[Dataset entries]
-*-*-

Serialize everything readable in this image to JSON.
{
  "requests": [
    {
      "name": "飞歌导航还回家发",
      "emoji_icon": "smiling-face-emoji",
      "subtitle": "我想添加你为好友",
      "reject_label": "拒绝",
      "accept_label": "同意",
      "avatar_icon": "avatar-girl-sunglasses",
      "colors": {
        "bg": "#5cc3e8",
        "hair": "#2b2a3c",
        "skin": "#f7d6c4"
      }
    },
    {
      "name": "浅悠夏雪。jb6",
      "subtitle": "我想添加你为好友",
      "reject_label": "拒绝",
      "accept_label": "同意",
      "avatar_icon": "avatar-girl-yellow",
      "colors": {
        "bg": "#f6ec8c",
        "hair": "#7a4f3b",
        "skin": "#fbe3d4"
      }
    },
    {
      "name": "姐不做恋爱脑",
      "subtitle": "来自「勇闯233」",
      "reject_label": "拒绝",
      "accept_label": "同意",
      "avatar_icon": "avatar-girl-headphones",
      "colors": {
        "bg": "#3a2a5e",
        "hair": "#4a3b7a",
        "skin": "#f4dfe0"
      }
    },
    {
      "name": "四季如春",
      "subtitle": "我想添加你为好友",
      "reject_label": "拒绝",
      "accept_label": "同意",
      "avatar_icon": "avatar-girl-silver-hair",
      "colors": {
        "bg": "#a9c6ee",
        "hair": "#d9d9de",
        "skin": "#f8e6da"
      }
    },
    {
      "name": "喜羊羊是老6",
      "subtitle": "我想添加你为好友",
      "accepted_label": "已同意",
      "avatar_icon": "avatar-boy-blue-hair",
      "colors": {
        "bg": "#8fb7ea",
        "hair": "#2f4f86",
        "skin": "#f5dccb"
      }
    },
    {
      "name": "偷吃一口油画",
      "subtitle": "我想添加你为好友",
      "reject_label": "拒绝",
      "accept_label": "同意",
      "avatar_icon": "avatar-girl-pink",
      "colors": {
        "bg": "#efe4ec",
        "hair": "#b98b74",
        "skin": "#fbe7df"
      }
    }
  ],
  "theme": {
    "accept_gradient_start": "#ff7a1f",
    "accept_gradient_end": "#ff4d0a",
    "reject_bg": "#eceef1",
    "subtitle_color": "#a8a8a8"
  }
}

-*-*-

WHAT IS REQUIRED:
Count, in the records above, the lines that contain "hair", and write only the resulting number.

EXPECTED OUTPUT:
8